With five major expansions, numerous awards and nearly 500-thousand visitors a year, the Hoover Public Library (HPL) is poised to celebrate its 40th birthday with a 1980’s themed birthday bash this Sunday, October 8th from 6:00 pm – 8:00 pm.
“I’m very excited about celebrating forty years,” says HPL Director Amanda Borden. “It does seem possible to me. What seems impossible is how much we’ve accomplished in forty years. You know, forty years is not that long of a time.”
The Hoover Public Library officially opened its doors on October 8th, 1983 in a 4,000-foot square space located in River Oaks Village. Roughly two years later, due to rapid growth, HPL moved to a larger space at Hoover City Hall. In 1992, the Library moved into its current space at 200 Municipal Drive, where it has since doubled in size and added a plaza area.
“Within forty years, I think it’s quite phenomenal that we have built something so intrinsic to the community in such a short amount of time,” Borden reflects.
Besides growing in space, HPL has grown tremendously in services. Roughly 500-thousand people visit every year, the current circulation boasts 1.3 million items, the library has received numerous local, regional and national awards and its Library Theatre has served as the backdrop to numerous Grammy award winning acts. Borden says she and her staff try daily to live up to the HPL tagline of “Imagine MORE”.
“We consider ourselves to be more than a library,” Borden explains. “We are a performing arts center. We’re a place where the community can come in and hang out and meet other people in the community. We’re a place where you can come and see visual art on the walls. We have seven art galleries. We are a place where you can come to a big, large scale community event like our Halloween party for kids. We are a place where you can get resume help, get technology help. You could check out more than just books at the library. You can check out puppets and puzzles and board games. And we have a library of things now where you can check out items like an air fryer, a GoPro camera. We’re just so much more than what you could ever imagine.”
Borden credits HPL’s original and longtime former director, Linda Andrews for setting the library on a road to success.
“She was very visionary because she sort of saw libraries as more than just books before technology,” Borden recalls. “She had the vision to have live music and art and to be a place for all those things that she saw that we didn’t have in Hoover at that time. So we’ve just kind of continued to build on that very early vision.”
Borden says by doing so, it’s helped HPL continue to thrive during a time where there has been so much change in technology.
“I’ll say that technology helps us serve more people, because today you don’t even have to come into the library to check out a book. So the convenience factor has tripled for those that are seeking it as a reading destination,” Borden says.
But, she adds, there’s also a social, person-to-person benefit HPL provides the community as well.
“As we move into this phase where we become even more dependent on technology, like artificial intelligence and all that sort of stuff, I think we’re going to really continue to need more places of, you know, one-on-one connection. I think that humans need places where other humans are and I think the library can play a part in being that place,” Borden says.

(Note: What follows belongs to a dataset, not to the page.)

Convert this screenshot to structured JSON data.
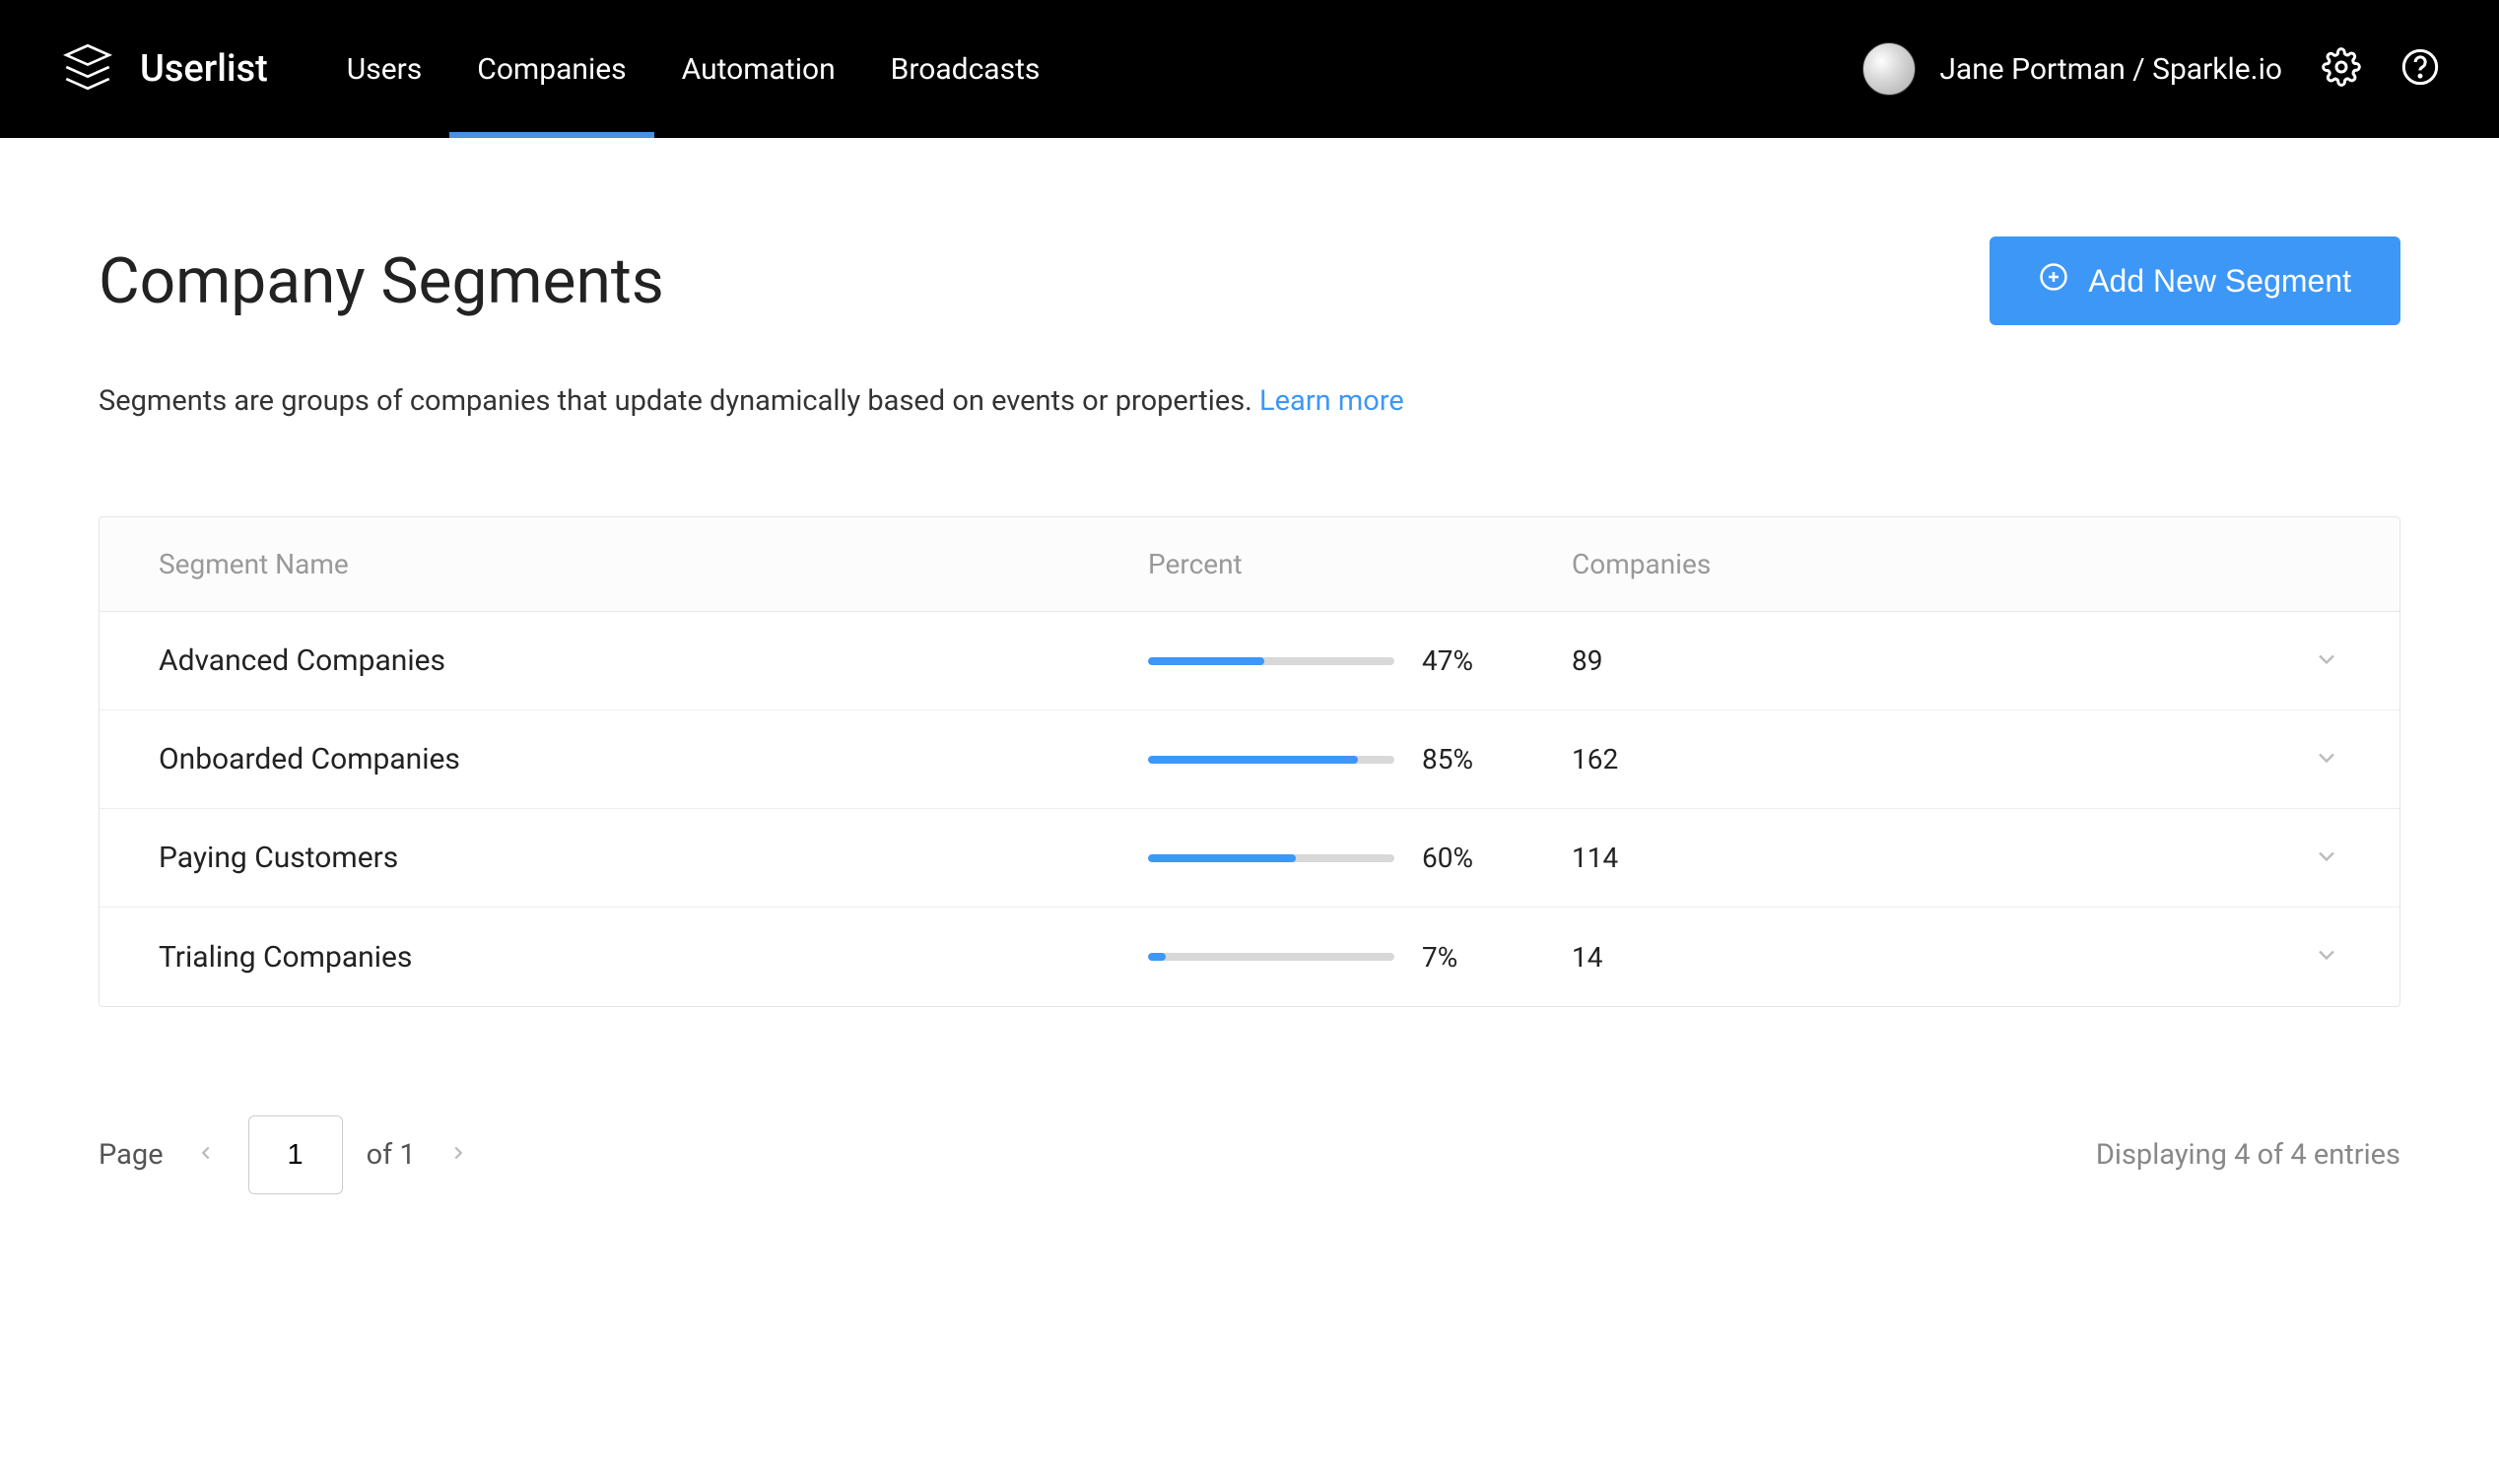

Normally, when there’s a birthday, the honoree receives presents. But in celebration of its 40 birthday, HPL wanted to give a present back to the community.
“So, as of October 1st, we waived all fines that were accumulated over the last forty years on Hoover items. (Note: The waiver does not apply to lost or damaged materials, or future fines.) That was our gift to the community to say thanks for all the years. And if you weren’t using the library for any reason, or you felt like you had fines and that kept you away, we want you back. We want you to come and see what the library is, is doing,” Borden explains.
While she can’t say what her vision is for HPL for the next forty years, Borden does have high hopes for the next four or five years.
One goal is to see a library branch on the eastern side of Hoover.
“For a library of our size, we could actually use two branches,” Borden says.
She also says there is a desire to become a greater community partner, and points to the creation of the HPL’s Community Pantry as an example. She’d also like to see the library move beyond its four walls.
“One of the hopes is that we will be getting a Bookmobile. We just received a grant that will help and we’re getting matching funds from the City and federal government. We are actively trying to meet people where they are, whether it’s a park or an apartment complex or a neighborhood and I think you will see more of that,” Borden emphasizes. “No matter what happens in the future, which we can’t predict, we are a creative bunch, and we’re going to find our best way to serve the community. It’s the heart of who we are.”
When it came to honoring the library for reaching its 40th milestone, Borden says her staff felt like an 80s themed party would be fun. The bash will include food, drinks, 80s music, arcade games, crafts – like friendship bracelets, and even dance lessons to songs like Michael Jackson’s Thriller. This party is free and open to the public. Attendees are encouraged to wear 80s themed attire if they’d like.